“Horse Nonsense From City Hall” reads the headline of the editorial, which suggests that the City Council give Mayor de Blasio “the opportunity to move on from the foolish campaign promise to shut down the industry, made last year to a small, loud and financially generous group of horse-rights advocates.”
Noting the lack of details about the ban, a campaign promise the mayor had pledged to to act on "on day one” of his term in office, the Times raised many questions that remain unanswered including:
“Why eliminate an entire class of Teamsters union jobs?”
“How will the horses escape slaughter?”
“What will happen to the stables, on coveted property on the West Side of Manhattan? (Not for nothing do people wonder why the force behind NYClass, the group pushing the anti-carriage crusade, is real estate developer Stephen Nislick.) And does this have anything to do with the $1 million ad campaign financed by NYClass to eliminate Mr. de Blasio’s main rival in the primary, then-Council Speaker (and carriage defender) Christine Quinn?”
“Why are no advocates talking about getting rid of Police Department horses, which have tougher jobs than carriage horses?”
“So many tough questions. One simple answer,” it concludes “Dump the bill. Keep the horses.”
A number of the city’s other newspapers have declared themselves to be strongly opposed to the ban, in particular the New York Daily News, which has been running a “Save Our Horses” campaign on the side of the industry and the 300 plus drivers whose livelihoods hang in the balance.
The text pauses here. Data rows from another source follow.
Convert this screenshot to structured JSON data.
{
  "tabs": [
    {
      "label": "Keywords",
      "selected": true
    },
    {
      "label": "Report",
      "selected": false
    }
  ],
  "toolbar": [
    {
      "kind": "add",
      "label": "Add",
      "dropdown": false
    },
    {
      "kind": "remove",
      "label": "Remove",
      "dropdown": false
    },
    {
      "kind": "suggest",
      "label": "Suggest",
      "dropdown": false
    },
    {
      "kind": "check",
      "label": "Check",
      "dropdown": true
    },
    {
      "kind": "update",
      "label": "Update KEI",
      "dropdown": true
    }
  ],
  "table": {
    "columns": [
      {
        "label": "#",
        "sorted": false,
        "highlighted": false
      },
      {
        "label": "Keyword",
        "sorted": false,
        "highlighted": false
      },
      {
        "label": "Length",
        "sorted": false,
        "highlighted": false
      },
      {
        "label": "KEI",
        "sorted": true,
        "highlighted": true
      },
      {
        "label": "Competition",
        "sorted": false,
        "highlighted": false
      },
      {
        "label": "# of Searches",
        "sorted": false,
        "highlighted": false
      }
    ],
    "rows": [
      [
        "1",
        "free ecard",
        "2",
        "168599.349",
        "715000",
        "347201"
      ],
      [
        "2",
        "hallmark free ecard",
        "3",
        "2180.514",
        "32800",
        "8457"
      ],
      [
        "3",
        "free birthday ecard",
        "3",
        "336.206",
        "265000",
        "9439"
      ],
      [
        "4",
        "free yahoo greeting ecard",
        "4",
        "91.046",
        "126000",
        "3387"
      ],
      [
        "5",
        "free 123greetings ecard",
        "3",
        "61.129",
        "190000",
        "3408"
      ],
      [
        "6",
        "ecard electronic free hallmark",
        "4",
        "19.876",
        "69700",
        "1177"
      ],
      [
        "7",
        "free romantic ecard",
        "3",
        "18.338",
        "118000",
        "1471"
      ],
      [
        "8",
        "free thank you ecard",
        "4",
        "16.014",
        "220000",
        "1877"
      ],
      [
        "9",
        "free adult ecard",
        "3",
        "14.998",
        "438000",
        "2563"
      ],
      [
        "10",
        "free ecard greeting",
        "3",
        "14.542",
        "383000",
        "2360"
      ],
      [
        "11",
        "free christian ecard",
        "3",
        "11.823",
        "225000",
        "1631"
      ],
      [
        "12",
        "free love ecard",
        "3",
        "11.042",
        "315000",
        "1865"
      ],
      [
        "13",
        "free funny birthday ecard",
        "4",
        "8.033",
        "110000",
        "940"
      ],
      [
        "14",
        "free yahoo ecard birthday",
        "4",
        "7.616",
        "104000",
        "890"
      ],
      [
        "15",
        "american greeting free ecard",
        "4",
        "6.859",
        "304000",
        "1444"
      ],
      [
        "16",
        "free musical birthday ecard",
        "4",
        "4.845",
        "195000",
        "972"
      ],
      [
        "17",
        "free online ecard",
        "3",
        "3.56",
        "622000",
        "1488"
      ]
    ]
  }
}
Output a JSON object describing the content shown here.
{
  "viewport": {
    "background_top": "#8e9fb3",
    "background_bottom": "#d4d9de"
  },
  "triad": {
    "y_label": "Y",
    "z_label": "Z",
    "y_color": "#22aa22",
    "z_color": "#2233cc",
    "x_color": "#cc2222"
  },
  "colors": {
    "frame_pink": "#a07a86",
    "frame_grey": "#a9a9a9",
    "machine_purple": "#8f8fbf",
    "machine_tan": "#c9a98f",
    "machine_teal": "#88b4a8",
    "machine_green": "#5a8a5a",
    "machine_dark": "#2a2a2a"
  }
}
Last week, when news emerged that the legislation would be introduced before the New Year, the Daily News called upon the City Council to “Reign Bill in” and published the phone numbers of the 25 undecided council members.